Exercise aim:
In the records below, some lines hold the word "experience". Copy each of those lines.

Collected data entries:

****************************************

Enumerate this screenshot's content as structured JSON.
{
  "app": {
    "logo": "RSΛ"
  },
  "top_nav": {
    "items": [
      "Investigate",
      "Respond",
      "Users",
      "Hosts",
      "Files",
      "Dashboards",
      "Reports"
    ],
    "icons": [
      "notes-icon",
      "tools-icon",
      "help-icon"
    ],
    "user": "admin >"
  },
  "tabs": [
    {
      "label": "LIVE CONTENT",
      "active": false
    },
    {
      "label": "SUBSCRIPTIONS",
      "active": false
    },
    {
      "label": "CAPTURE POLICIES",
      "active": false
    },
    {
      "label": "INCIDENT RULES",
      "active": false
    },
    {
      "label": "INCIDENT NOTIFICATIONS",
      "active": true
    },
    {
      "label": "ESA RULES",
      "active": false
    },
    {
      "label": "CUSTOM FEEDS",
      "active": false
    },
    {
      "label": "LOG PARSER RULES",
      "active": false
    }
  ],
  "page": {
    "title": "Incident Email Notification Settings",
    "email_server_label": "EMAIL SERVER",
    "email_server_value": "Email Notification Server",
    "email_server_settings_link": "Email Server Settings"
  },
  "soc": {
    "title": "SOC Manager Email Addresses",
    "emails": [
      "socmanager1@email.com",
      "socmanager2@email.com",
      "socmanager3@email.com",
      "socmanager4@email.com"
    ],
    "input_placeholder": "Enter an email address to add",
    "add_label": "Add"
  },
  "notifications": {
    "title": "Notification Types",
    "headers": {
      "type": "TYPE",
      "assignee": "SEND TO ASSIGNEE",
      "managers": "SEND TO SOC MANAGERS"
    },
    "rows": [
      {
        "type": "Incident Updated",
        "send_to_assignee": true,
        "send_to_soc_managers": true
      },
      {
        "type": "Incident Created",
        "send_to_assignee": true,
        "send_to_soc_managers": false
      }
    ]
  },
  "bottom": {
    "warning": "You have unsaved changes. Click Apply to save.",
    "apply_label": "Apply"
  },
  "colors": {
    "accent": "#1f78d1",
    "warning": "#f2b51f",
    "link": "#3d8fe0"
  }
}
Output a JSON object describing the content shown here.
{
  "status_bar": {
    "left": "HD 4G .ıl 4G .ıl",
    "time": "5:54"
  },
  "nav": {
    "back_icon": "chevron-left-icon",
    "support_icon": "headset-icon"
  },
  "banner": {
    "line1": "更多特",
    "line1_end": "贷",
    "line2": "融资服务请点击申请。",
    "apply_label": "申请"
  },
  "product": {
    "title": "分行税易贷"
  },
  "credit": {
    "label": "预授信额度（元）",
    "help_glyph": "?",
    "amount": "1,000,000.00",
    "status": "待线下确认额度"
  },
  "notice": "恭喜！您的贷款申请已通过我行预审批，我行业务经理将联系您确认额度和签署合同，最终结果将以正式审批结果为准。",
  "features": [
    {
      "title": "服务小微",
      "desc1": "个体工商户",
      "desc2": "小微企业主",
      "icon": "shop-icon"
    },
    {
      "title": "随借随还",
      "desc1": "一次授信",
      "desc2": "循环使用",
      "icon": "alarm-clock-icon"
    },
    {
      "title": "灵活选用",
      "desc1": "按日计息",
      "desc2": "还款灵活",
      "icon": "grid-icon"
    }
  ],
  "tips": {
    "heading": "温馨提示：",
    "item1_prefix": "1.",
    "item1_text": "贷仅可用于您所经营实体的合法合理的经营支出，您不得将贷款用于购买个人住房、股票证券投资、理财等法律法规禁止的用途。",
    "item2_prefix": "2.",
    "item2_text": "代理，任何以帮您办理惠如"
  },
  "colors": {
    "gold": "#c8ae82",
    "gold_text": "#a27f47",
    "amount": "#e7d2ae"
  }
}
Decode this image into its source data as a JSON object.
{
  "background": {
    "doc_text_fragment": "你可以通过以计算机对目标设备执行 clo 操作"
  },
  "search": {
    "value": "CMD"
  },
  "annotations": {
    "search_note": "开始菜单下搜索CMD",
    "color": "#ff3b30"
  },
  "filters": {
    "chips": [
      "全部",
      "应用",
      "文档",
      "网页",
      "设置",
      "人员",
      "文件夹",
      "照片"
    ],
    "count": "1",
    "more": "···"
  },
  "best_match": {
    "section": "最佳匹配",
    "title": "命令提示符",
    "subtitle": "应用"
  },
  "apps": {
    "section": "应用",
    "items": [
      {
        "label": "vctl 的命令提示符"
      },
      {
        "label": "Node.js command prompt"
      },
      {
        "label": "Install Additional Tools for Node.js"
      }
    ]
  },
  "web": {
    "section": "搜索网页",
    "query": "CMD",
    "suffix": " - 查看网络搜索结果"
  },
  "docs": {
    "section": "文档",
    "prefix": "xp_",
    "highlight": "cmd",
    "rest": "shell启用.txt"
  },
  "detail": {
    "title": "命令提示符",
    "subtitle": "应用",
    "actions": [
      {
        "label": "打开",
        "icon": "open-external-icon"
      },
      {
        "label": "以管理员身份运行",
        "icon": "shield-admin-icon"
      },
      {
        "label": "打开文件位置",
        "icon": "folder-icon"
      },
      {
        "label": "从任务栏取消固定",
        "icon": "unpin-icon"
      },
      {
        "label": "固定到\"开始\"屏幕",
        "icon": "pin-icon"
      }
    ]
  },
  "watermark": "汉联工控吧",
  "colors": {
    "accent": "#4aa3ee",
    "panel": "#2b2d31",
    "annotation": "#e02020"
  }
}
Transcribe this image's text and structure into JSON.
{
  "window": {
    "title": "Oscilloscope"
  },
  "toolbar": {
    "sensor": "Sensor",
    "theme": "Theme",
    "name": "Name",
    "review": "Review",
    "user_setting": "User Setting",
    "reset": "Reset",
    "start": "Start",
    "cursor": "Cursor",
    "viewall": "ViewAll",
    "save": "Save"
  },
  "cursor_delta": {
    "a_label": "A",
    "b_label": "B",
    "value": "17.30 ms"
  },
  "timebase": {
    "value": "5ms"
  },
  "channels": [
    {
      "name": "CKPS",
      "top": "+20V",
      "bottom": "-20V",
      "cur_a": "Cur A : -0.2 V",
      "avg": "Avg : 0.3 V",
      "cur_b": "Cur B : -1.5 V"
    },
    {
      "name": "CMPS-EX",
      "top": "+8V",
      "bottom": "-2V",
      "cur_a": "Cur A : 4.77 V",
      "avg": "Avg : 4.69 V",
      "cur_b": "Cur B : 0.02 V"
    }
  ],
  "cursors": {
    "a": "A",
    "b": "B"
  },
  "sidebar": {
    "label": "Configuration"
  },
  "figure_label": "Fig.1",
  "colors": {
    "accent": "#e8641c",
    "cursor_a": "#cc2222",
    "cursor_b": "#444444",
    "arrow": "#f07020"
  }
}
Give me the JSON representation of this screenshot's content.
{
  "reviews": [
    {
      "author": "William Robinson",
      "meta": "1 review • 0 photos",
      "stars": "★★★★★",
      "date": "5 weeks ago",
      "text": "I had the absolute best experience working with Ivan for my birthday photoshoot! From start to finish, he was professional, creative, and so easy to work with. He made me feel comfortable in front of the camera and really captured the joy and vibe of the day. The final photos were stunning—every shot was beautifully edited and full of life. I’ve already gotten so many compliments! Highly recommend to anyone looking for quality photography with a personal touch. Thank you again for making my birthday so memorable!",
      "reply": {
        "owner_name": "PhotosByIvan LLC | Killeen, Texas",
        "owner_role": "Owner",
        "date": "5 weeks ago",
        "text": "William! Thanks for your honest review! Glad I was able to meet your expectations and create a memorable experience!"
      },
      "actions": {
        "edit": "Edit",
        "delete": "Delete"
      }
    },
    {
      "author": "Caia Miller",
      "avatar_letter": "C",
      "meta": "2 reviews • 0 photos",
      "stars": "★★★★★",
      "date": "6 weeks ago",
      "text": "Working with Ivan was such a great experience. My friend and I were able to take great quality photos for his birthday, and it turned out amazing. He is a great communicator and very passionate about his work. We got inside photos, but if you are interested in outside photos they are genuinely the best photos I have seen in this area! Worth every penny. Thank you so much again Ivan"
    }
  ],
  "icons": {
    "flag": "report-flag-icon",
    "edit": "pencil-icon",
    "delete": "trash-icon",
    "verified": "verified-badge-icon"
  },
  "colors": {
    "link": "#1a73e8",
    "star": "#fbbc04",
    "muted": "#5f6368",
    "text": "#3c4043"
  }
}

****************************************

Answer to the exercise:
      "text": "I had the absolute best experience working with Ivan for my birthday photoshoot! From start to finish, he was professional, creative, and so easy to work with. He made me feel comfortable in front of the camera and really captured the joy and vibe of the day. The final photos were stunning—every shot was beautifully edited and full of life. I’ve already gotten so many compliments! Highly recommend to anyone looking for quality photography with a personal touch. Thank you again for making my birthday so memorable!",
        "text": "William! Thanks for your honest review! Glad I was able to meet your expectations and create a memorable experience!"
      "text": "Working with Ivan was such a great experience. My friend and I were able to take great quality photos for his birthday, and it turned out amazing. He is a great communicator and very passionate about his work. We got inside photos, but if you are interested in outside photos they are genuinely the best photos I have seen in this area! Worth every penny. Thank you so much again Ivan"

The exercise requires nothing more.